- _About this exercise_:
Exact copies of all records below are needed.

Items from a data source
§

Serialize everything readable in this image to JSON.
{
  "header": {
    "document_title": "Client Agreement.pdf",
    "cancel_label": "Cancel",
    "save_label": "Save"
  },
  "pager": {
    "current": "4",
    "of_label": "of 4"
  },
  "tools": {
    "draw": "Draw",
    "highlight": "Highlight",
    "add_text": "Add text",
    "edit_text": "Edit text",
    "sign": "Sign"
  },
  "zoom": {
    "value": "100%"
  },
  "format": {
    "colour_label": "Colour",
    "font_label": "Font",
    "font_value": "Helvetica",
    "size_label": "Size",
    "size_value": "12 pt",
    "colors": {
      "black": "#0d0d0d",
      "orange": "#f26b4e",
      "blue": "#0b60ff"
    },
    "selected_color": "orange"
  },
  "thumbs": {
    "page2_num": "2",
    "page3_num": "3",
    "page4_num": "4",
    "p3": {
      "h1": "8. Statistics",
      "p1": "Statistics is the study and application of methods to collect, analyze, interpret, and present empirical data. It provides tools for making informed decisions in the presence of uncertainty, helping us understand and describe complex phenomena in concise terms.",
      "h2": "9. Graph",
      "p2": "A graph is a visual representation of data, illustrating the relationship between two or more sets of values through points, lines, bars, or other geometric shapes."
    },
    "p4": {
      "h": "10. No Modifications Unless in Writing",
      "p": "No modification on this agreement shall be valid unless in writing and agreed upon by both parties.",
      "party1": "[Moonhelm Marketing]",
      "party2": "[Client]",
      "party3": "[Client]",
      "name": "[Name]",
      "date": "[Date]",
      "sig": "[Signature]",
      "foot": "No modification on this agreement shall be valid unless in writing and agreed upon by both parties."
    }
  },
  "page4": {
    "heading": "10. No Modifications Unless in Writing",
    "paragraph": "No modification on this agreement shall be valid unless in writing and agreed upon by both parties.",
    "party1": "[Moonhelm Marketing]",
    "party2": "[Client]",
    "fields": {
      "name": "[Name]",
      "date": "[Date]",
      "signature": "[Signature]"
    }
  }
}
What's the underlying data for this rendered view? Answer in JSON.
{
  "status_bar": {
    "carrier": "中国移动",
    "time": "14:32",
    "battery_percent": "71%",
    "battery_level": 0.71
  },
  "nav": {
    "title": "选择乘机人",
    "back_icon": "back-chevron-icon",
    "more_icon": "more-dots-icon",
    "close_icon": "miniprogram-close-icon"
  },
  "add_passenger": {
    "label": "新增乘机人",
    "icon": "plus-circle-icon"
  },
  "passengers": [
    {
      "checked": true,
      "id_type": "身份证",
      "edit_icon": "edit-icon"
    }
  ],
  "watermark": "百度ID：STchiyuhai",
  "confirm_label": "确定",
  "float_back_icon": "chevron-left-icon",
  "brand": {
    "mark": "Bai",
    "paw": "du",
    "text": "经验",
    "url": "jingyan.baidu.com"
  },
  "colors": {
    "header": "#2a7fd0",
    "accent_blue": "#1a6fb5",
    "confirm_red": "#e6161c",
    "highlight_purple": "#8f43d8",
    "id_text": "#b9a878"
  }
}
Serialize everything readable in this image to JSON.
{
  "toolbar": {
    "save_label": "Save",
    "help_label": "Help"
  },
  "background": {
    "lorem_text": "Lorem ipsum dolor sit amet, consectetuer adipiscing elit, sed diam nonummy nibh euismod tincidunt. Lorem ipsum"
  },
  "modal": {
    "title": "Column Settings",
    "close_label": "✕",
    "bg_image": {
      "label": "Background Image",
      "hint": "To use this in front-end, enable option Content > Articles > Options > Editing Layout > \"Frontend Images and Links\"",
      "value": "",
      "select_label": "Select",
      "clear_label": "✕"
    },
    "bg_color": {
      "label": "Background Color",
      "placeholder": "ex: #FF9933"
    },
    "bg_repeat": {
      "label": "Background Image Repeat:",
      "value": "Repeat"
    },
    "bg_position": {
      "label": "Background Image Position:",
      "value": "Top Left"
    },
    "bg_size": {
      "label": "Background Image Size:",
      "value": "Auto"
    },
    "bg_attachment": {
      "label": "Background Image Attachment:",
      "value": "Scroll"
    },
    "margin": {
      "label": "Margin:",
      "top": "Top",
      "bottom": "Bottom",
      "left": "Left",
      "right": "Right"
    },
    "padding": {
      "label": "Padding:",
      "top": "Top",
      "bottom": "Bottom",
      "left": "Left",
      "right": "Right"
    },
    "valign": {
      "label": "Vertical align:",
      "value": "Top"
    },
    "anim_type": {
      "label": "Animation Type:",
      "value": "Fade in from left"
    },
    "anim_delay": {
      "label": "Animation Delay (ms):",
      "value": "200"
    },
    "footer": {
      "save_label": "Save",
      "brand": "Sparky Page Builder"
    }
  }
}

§

- _Exercise result_:
Serialize everything readable in this image to JSON.
{
  "header": {
    "document_title": "Client Agreement.pdf",
    "cancel_label": "Cancel",
    "save_label": "Save"
  },
  "pager": {
    "current": "4",
    "of_label": "of 4"
  },
  "tools": {
    "draw": "Draw",
    "highlight": "Highlight",
    "add_text": "Add text",
    "edit_text": "Edit text",
    "sign": "Sign"
  },
  "zoom": {
    "value": "100%"
  },
  "format": {
    "colour_label": "Colour",
    "font_label": "Font",
    "font_value": "Helvetica",
    "size_label": "Size",
    "size_value": "12 pt",
    "colors": {
      "black": "#0d0d0d",
      "orange": "#f26b4e",
      "blue": "#0b60ff"
    },
    "selected_color": "orange"
  },
  "thumbs": {
    "page2_num": "2",
    "page3_num": "3",
    "page4_num": "4",
    "p3": {
      "h1": "8. Statistics",
      "p1": "Statistics is the study and application of methods to collect, analyze, interpret, and present empirical data. It provides tools for making informed decisions in the presence of uncertainty, helping us understand and describe complex phenomena in concise terms.",
      "h2": "9. Graph",
      "p2": "A graph is a visual representation of data, illustrating the relationship between two or more sets of values through points, lines, bars, or other geometric shapes."
    },
    "p4": {
      "h": "10. No Modifications Unless in Writing",
      "p": "No modification on this agreement shall be valid unless in writing and agreed upon by both parties.",
      "party1": "[Moonhelm Marketing]",
      "party2": "[Client]",
      "party3": "[Client]",
      "name": "[Name]",
      "date": "[Date]",
      "sig": "[Signature]",
      "foot": "No modification on this agreement shall be valid unless in writing and agreed upon by both parties."
    }
  },
  "page4": {
    "heading": "10. No Modifications Unless in Writing",
    "paragraph": "No modification on this agreement shall be valid unless in writing and agreed upon by both parties.",
    "party1": "[Moonhelm Marketing]",
    "party2": "[Client]",
    "fields": {
      "name": "[Name]",
      "date": "[Date]",
      "signature": "[Signature]"
    }
  }
}
What's the underlying data for this rendered view? Answer in JSON.
{
  "status_bar": {
    "carrier": "中国移动",
    "time": "14:32",
    "battery_percent": "71%",
    "battery_level": 0.71
  },
  "nav": {
    "title": "选择乘机人",
    "back_icon": "back-chevron-icon",
    "more_icon": "more-dots-icon",
    "close_icon": "miniprogram-close-icon"
  },
  "add_passenger": {
    "label": "新增乘机人",
    "icon": "plus-circle-icon"
  },
  "passengers": [
    {
      "checked": true,
      "id_type": "身份证",
      "edit_icon": "edit-icon"
    }
  ],
  "watermark": "百度ID：STchiyuhai",
  "confirm_label": "确定",
  "float_back_icon": "chevron-left-icon",
  "brand": {
    "mark": "Bai",
    "paw": "du",
    "text": "经验",
    "url": "jingyan.baidu.com"
  },
  "colors": {
    "header": "#2a7fd0",
    "accent_blue": "#1a6fb5",
    "confirm_red": "#e6161c",
    "highlight_purple": "#8f43d8",
    "id_text": "#b9a878"
  }
}
Serialize everything readable in this image to JSON.
{
  "toolbar": {
    "save_label": "Save",
    "help_label": "Help"
  },
  "background": {
    "lorem_text": "Lorem ipsum dolor sit amet, consectetuer adipiscing elit, sed diam nonummy nibh euismod tincidunt. Lorem ipsum"
  },
  "modal": {
    "title": "Column Settings",
    "close_label": "✕",
    "bg_image": {
      "label": "Background Image",
      "hint": "To use this in front-end, enable option Content > Articles > Options > Editing Layout > \"Frontend Images and Links\"",
      "value": "",
      "select_label": "Select",
      "clear_label": "✕"
    },
    "bg_color": {
      "label": "Background Color",
      "placeholder": "ex: #FF9933"
    },
    "bg_repeat": {
      "label": "Background Image Repeat:",
      "value": "Repeat"
    },
    "bg_position": {
      "label": "Background Image Position:",
      "value": "Top Left"
    },
    "bg_size": {
      "label": "Background Image Size:",
      "value": "Auto"
    },
    "bg_attachment": {
      "label": "Background Image Attachment:",
      "value": "Scroll"
    },
    "margin": {
      "label": "Margin:",
      "top": "Top",
      "bottom": "Bottom",
      "left": "Left",
      "right": "Right"
    },
    "padding": {
      "label": "Padding:",
      "top": "Top",
      "bottom": "Bottom",
      "left": "Left",
      "right": "Right"
    },
    "valign": {
      "label": "Vertical align:",
      "value": "Top"
    },
    "anim_type": {
      "label": "Animation Type:",
      "value": "Fade in from left"
    },
    "anim_delay": {
      "label": "Animation Delay (ms):",
      "value": "200"
    },
    "footer": {
      "save_label": "Save",
      "brand": "Sparky Page Builder"
    }
  }
}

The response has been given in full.